The artist achieved great success across a number of different genres and one of his most popular was the use of local poor children from in and around the city of Seville. In most cases the artist would actually transform their difficult lives into imagery that was actually upbeat and hopeful, giving a charm to paintings such as the one found in front of us here - A Peasant Boy Leaning on a Sill. In this piece we find a young lad peering out from a small room whilst leaning on a sill. His clothes are hanging in an untidy manner, with no-one around to give him guidance. He seems unworried about this and displays as much innocence and happiness as the artist's portraits of models from richer backgrounds. Murillo is therefore reducing the gap which existed in Spanish society at the time, at least from the perspective of his own perceptions. In reality, of course, these differences existed and were extreme, but it did not mean that beggars and peasants could not be happy on occasion. One might compare this artwork to the likes of The Young Beggar and Two Women at a Window.
Disease would wipe out a huge section of the Seville population during the artist's lifetime and so he would become more and more familiar with the poorer parts of society as the city started to struggle financially.

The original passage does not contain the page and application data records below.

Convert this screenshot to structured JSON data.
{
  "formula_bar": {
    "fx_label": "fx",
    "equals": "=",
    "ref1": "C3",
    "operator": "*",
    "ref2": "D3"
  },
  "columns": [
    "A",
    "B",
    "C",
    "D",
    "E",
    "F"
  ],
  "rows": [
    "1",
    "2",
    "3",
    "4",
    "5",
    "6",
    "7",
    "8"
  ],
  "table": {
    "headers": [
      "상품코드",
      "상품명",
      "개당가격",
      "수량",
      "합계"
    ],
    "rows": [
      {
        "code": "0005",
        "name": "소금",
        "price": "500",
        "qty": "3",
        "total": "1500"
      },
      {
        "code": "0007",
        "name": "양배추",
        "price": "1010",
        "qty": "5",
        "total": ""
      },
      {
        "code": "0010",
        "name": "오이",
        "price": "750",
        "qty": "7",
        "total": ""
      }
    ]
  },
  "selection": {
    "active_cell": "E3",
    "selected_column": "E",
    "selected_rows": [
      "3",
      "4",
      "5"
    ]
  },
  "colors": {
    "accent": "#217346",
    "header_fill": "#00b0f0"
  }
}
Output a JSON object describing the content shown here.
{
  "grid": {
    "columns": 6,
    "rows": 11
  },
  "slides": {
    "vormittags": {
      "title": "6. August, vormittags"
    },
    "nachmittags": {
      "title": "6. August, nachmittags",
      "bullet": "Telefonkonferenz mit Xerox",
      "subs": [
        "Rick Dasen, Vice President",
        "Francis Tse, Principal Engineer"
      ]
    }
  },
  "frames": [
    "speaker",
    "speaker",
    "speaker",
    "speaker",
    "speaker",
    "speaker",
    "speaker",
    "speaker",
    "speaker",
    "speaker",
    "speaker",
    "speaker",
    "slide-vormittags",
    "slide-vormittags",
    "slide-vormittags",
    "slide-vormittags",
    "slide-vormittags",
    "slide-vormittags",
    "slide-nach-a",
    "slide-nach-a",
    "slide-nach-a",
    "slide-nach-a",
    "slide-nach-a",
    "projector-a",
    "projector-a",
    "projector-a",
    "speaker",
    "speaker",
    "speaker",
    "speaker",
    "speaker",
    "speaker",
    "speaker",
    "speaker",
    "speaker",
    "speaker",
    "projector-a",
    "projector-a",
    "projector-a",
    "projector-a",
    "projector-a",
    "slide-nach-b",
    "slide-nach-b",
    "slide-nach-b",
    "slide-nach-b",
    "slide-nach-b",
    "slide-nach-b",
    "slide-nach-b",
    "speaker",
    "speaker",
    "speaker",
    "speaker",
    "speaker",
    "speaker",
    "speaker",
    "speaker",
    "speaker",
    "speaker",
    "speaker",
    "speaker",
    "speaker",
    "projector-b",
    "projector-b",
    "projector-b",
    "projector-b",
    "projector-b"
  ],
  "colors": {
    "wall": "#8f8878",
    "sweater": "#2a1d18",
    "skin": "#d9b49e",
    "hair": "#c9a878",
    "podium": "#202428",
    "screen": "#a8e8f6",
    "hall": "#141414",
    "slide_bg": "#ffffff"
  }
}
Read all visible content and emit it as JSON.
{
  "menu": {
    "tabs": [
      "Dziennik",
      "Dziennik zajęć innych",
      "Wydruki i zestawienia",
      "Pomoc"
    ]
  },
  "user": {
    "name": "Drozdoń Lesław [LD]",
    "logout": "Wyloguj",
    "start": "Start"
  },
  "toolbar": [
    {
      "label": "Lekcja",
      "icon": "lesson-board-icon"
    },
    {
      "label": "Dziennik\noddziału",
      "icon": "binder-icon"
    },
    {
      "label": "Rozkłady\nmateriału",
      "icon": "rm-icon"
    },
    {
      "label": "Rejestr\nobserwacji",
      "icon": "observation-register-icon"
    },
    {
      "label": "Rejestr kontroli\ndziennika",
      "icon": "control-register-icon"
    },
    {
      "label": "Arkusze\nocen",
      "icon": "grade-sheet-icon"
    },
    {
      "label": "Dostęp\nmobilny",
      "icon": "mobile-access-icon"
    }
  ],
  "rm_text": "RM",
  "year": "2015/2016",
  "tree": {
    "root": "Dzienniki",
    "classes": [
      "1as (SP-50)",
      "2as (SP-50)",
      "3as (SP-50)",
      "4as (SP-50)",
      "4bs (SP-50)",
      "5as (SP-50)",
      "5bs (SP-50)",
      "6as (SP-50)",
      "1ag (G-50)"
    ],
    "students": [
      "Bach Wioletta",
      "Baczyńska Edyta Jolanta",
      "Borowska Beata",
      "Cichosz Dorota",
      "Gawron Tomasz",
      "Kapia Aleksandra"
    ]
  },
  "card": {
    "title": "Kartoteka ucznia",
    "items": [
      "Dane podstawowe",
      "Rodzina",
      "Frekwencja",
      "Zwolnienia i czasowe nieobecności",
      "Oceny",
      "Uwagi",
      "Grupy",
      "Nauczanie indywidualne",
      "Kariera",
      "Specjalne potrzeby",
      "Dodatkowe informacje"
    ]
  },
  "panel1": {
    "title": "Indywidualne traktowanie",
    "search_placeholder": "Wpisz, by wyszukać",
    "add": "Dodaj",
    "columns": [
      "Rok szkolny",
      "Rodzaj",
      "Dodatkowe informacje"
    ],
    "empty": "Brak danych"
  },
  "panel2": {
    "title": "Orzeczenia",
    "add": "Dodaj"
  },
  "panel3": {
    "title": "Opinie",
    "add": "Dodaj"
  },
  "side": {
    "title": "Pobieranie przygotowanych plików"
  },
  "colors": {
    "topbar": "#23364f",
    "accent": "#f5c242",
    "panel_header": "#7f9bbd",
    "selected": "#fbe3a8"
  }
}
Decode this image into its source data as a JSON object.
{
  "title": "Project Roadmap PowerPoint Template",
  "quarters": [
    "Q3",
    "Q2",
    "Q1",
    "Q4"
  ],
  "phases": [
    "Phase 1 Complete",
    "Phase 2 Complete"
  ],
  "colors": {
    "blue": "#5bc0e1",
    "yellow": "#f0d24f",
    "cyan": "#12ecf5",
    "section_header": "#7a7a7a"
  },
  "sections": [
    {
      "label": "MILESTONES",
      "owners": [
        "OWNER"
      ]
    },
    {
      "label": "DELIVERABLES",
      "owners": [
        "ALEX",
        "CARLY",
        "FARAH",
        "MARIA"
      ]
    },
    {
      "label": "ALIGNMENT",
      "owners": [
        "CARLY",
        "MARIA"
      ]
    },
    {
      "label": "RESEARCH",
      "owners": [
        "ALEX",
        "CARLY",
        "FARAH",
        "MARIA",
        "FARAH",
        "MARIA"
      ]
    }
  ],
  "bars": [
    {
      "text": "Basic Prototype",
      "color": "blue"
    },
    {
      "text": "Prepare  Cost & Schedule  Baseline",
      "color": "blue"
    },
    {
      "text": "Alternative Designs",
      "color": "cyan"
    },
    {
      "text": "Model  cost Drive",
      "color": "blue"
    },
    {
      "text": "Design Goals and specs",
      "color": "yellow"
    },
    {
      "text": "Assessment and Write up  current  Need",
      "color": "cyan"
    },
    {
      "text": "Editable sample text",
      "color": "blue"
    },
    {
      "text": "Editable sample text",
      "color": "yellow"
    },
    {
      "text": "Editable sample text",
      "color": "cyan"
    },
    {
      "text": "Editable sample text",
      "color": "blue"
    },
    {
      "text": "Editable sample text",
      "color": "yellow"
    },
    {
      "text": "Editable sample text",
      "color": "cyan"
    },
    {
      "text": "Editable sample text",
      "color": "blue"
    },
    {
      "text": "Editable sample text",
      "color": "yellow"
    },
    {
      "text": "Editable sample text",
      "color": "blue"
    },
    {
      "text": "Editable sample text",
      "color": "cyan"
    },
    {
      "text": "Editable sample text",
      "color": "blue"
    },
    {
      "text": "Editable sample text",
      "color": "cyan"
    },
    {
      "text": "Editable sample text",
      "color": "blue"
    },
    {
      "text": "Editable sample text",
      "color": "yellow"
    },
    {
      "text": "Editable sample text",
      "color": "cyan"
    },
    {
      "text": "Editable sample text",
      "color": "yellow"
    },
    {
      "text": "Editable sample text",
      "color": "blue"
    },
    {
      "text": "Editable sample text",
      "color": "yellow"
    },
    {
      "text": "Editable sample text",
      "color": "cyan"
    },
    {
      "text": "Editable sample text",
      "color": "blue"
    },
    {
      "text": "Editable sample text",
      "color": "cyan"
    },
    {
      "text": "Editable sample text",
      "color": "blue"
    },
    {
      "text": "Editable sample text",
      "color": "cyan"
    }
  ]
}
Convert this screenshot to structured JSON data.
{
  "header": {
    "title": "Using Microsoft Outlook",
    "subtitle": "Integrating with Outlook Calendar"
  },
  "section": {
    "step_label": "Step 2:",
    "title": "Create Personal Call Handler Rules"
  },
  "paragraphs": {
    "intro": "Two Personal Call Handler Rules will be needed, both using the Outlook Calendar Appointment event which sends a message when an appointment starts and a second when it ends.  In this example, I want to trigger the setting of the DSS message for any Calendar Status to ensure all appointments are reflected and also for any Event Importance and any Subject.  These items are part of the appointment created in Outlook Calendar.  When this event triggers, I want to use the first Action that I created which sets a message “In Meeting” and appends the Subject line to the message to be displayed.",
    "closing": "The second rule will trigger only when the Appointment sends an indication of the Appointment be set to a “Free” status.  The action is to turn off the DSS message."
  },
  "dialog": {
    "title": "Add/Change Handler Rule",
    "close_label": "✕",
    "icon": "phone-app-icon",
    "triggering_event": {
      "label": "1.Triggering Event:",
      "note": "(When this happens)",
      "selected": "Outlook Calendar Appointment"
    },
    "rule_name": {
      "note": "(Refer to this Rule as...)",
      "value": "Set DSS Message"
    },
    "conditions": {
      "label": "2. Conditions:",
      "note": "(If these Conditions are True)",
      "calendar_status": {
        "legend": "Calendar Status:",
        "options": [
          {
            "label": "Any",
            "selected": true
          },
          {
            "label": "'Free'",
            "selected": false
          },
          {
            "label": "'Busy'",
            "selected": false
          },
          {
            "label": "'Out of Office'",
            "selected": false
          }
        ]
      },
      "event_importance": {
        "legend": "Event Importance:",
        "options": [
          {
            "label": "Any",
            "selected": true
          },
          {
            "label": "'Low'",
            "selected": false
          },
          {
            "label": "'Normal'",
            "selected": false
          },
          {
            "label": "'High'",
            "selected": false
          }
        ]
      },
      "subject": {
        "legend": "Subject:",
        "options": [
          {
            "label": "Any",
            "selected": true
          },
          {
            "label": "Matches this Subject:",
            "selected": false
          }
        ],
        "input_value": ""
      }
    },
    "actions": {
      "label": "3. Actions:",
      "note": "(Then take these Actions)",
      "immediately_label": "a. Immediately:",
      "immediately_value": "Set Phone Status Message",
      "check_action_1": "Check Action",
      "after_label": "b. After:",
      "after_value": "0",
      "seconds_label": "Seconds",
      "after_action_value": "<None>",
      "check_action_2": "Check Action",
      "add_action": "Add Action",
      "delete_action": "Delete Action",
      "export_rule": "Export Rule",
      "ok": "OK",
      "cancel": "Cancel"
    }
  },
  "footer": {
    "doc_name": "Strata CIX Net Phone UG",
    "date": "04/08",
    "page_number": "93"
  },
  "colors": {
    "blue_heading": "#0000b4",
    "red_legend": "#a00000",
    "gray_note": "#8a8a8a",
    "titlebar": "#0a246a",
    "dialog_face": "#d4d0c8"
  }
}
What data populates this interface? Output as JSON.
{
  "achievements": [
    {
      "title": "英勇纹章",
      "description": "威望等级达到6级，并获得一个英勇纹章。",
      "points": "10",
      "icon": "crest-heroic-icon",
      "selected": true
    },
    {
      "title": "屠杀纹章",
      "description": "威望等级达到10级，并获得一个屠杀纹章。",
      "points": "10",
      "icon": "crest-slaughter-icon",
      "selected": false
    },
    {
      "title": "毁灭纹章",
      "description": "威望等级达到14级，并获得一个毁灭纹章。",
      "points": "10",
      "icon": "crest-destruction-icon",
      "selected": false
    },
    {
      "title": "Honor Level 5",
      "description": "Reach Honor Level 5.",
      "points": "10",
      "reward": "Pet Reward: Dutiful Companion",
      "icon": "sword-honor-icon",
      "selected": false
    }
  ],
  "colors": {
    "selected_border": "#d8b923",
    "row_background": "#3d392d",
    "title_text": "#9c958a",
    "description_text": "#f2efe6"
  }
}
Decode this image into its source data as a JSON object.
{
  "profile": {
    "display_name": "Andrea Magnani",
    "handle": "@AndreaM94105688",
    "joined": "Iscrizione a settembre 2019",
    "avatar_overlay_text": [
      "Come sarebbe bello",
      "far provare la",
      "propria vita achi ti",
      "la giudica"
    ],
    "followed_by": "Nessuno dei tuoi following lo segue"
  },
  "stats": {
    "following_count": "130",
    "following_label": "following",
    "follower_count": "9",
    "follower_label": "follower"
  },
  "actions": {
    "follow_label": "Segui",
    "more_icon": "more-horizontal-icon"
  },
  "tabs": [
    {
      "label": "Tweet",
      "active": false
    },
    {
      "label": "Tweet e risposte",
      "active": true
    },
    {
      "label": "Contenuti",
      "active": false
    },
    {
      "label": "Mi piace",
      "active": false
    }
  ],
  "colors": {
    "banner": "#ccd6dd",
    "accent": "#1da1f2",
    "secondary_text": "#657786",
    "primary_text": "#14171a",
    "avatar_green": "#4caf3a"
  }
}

He helped out with charity work too, in conjunction with the Church, and this would have made him even more aware of the growing problems within the city. He therefore chose to focus on the lives of such people within his art, though he had already done so before these problems became particularly acute. You will discover beggar boys and other street children within a number of his paintings and he also found suitable markets that would be interested in acquiring such works. The one issue that complicated this plan was the reduced strength of the foreign trade carried out in Seville, making it slightly harder for the artist to do business once the city started to suffer. Genre paintings such as this became a big part of his success, though some still know Murillo more for his religious depictions.
This painting resides in the National Gallery in London, UK. They host a few items from Murillo's career but in general are more focused on Italian, British and Flemish art. You will discover most of the biggest figures in European art on display here and those specifically interested in Murillo would probably be better heading to the Prado Museum in Madrid or perhaps the London-based Dulwich Gallery instead. In terms of the items to be found in the National Gallery, you might be interested in the likes of The Baptism of Christ by Piero della Francesca, The Rokeby Venus by Diego Velazquez and Diana and Actaeon by Titian, though there is plenty more to see besides just those paintings. The venue is based in central London, at Trafalgar Square, where you will also be able to see the permanent display of Landseer's Lions.